What this task involves -
Lines where the string "widgets" appears are to be copied from the entries below.

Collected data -

------------------------

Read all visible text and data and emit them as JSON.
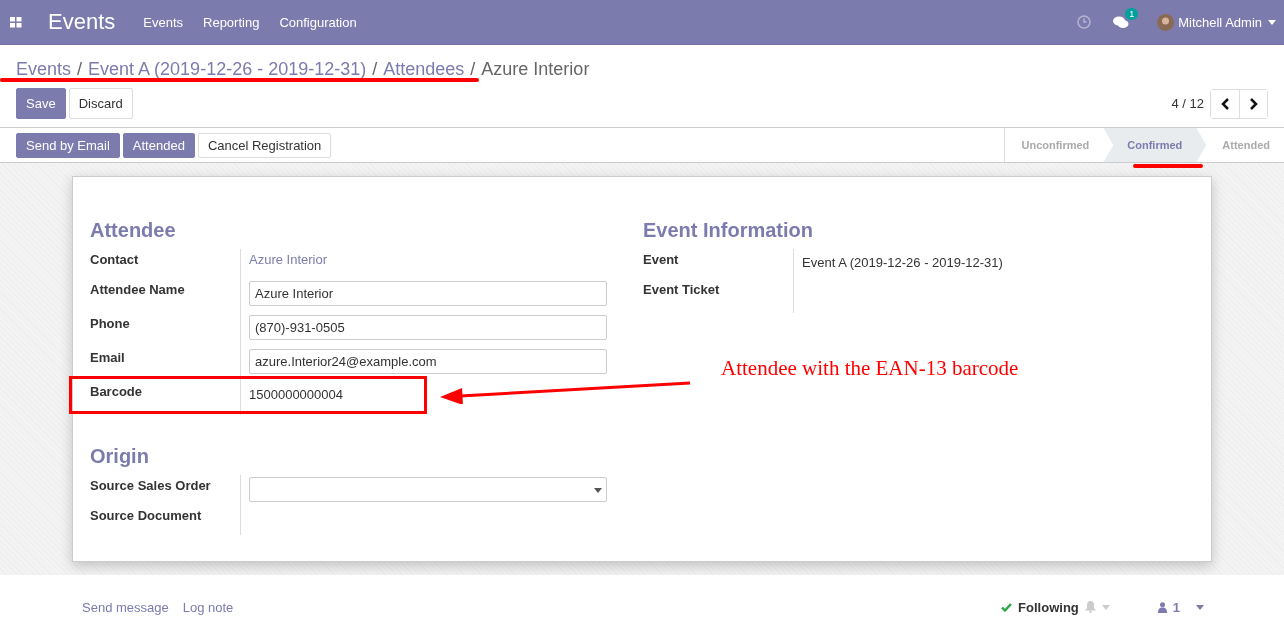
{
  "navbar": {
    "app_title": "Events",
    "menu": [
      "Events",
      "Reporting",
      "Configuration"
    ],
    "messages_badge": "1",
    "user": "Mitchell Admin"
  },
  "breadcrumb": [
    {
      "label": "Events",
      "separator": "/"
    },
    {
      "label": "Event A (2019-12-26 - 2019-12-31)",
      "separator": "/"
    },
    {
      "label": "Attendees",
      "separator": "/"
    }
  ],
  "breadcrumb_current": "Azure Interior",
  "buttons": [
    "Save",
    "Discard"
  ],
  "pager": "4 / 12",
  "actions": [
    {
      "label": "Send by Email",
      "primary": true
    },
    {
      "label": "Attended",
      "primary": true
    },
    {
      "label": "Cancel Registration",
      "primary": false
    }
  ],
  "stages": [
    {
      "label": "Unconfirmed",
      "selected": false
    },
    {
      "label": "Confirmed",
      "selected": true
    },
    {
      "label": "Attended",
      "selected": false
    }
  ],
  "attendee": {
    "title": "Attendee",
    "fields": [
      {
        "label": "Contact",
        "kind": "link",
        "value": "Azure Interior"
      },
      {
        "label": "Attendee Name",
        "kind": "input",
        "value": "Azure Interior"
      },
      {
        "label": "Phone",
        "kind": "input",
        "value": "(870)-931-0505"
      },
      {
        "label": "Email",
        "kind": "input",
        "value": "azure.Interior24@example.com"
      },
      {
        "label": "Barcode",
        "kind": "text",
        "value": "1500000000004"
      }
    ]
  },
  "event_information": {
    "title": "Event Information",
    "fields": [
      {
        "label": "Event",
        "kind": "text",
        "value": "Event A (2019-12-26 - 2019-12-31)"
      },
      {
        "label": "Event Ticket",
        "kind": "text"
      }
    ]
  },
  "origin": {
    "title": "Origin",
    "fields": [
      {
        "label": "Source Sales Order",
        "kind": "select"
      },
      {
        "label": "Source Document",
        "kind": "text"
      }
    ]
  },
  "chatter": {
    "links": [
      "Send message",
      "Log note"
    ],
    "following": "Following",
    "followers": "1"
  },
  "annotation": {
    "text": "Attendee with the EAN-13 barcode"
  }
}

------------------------

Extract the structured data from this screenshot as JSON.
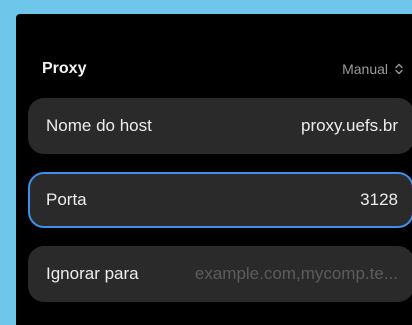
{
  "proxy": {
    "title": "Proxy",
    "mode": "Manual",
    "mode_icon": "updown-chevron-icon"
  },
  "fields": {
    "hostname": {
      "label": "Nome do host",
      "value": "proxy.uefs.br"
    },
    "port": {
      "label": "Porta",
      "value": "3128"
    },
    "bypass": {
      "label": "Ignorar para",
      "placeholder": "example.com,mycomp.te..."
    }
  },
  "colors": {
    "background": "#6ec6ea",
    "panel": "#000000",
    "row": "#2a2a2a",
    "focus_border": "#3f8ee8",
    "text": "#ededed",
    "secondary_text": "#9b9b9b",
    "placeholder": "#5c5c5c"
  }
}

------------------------

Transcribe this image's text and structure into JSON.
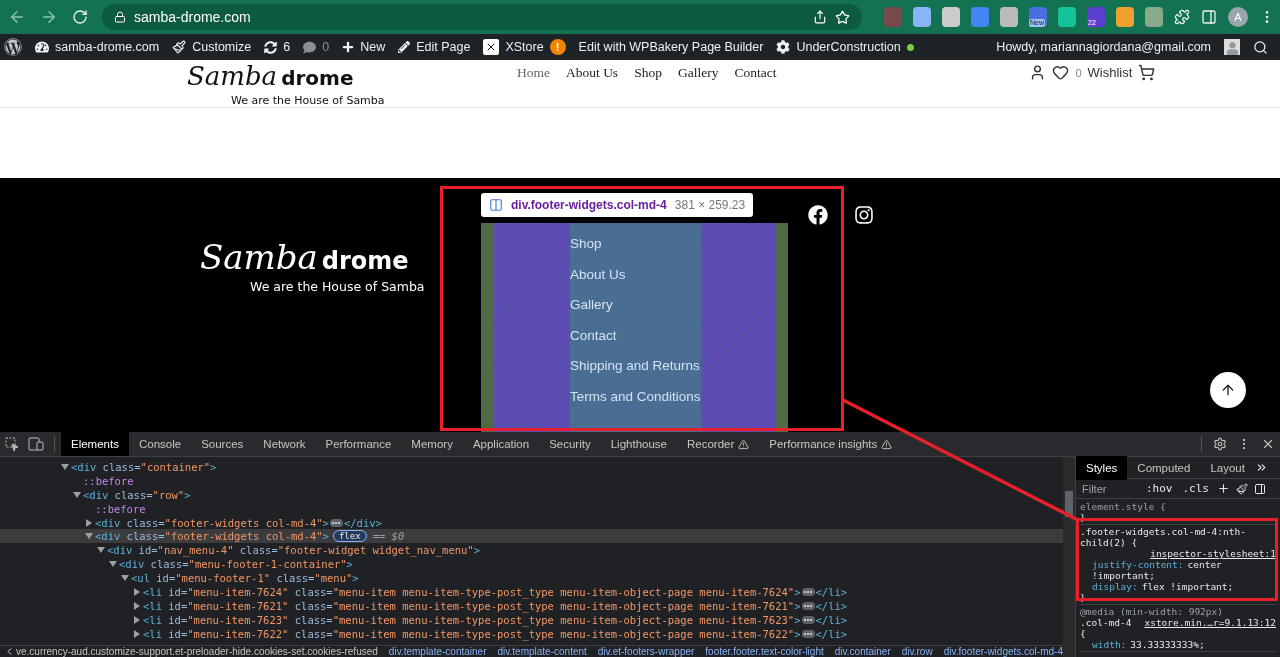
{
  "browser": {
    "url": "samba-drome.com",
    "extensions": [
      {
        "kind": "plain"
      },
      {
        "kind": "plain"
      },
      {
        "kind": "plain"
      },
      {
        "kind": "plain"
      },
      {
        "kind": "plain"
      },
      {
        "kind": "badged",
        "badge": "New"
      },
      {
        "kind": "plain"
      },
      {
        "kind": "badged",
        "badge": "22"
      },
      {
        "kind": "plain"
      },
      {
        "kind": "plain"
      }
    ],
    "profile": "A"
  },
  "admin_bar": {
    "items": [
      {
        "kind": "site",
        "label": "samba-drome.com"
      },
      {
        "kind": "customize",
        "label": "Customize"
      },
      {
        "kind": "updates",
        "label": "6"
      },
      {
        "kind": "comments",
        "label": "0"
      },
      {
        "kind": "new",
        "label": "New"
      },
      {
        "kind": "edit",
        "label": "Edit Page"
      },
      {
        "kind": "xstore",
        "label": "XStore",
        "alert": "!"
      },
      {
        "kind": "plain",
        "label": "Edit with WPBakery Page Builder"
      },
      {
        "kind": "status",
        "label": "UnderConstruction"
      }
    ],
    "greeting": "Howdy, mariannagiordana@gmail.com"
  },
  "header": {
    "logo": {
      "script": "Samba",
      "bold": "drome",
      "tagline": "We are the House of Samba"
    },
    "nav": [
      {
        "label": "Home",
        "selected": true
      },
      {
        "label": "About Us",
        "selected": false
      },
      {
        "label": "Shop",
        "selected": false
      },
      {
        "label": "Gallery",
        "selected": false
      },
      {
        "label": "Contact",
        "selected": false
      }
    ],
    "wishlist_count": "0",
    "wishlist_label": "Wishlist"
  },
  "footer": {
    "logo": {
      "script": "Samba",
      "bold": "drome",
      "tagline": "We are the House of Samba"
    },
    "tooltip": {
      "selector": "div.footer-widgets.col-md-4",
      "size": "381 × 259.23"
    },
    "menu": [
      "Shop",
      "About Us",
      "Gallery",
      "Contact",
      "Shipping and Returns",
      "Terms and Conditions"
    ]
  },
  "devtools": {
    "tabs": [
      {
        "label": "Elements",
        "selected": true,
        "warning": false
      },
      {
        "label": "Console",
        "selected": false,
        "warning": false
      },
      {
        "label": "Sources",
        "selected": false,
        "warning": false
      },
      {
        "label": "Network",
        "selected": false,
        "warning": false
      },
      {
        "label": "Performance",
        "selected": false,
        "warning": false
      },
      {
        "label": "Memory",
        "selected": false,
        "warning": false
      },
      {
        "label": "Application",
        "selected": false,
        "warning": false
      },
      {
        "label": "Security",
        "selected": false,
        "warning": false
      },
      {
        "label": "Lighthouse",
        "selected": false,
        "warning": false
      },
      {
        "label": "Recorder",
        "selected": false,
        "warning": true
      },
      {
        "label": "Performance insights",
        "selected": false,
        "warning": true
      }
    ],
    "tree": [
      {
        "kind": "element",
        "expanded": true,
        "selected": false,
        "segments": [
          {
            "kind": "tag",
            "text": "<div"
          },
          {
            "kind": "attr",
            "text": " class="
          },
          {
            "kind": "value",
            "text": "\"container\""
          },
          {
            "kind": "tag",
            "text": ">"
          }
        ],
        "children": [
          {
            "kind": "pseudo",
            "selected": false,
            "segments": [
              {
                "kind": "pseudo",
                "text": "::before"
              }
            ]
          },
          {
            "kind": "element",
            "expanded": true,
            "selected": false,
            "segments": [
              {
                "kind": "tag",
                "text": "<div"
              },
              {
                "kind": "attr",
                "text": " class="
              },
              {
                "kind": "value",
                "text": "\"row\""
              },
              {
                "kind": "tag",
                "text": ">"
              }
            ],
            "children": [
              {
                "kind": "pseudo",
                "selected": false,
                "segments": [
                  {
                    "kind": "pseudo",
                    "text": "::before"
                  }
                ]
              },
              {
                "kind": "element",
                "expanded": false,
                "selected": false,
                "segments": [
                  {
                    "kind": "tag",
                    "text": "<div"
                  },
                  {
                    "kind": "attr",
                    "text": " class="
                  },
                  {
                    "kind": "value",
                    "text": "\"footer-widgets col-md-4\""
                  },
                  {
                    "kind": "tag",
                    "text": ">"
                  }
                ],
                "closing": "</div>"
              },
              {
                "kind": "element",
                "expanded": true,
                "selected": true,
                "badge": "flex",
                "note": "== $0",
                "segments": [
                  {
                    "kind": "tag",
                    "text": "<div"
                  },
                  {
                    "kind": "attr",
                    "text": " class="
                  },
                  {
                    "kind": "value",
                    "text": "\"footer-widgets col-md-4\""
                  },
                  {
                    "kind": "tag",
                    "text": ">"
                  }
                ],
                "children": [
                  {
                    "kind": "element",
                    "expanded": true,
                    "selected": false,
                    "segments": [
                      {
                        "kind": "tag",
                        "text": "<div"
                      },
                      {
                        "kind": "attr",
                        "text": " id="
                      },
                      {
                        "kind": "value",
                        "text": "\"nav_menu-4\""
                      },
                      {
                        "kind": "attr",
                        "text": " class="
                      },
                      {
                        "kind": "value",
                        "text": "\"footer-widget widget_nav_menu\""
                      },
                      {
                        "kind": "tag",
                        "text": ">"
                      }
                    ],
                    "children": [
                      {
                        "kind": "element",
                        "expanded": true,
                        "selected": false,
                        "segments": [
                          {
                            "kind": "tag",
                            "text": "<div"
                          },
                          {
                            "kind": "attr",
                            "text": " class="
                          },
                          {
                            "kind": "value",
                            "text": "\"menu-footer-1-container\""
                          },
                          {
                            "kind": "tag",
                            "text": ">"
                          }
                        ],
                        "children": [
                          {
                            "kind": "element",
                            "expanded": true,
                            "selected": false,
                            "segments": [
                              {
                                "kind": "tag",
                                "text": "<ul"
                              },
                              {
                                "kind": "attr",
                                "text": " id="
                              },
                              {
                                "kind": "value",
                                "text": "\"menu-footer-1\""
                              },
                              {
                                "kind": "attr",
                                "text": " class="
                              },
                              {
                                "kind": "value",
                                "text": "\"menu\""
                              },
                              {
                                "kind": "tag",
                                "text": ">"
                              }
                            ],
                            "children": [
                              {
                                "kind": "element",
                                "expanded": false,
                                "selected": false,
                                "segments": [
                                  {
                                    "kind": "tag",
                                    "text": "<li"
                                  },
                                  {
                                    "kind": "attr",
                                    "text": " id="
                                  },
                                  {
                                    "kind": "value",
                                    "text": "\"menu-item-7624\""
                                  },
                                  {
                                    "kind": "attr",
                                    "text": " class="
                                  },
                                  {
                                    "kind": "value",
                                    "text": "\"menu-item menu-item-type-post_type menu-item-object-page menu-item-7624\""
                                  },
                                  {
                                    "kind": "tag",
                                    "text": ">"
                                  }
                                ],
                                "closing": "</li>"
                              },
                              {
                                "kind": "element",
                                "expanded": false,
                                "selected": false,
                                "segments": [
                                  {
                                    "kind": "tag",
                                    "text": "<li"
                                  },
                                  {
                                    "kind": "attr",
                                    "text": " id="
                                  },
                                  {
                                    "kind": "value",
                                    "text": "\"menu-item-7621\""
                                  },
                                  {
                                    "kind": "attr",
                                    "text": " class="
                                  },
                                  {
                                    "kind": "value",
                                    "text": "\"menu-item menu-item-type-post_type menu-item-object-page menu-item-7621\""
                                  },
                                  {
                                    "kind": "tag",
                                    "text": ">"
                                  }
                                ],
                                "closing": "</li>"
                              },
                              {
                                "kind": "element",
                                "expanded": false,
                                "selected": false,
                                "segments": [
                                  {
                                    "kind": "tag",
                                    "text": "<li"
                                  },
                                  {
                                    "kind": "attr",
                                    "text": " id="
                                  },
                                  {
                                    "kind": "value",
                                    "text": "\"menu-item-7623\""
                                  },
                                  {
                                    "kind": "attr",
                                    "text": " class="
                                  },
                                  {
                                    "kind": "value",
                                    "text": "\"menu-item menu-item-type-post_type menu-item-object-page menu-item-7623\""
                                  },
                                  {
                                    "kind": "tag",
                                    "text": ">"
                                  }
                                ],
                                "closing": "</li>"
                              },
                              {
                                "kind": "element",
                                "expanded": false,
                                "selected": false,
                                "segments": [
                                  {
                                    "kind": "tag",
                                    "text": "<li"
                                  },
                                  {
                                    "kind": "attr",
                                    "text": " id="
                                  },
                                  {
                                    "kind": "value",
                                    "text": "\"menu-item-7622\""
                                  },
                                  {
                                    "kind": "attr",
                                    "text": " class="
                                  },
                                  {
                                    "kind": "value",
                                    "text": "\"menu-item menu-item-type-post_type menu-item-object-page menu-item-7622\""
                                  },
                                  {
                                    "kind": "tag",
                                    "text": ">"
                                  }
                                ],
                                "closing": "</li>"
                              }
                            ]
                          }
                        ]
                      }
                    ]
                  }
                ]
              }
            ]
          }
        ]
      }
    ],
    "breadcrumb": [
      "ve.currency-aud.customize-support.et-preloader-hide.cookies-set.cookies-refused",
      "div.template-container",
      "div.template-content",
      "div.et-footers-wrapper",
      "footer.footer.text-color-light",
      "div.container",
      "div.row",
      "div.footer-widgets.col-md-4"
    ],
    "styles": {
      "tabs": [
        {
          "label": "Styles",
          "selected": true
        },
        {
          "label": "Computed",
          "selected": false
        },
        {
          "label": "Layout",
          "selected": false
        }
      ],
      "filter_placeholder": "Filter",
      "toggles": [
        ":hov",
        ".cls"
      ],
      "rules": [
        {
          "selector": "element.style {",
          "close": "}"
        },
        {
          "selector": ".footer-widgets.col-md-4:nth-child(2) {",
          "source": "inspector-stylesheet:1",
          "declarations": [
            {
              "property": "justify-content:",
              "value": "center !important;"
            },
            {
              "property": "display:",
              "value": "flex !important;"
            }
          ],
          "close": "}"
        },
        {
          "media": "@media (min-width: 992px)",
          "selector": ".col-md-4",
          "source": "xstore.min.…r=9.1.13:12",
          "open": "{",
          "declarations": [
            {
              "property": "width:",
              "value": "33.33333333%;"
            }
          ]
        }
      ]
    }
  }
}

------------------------

Task response -
      "selector": "div.footer-widgets.col-md-4",
                    "text": "\"footer-widgets col-md-4\""
                    "text": "\"footer-widgets col-md-4\""
      "div.footer-widgets.col-md-4"
          "selector": ".footer-widgets.col-md-4:nth-child(2) {",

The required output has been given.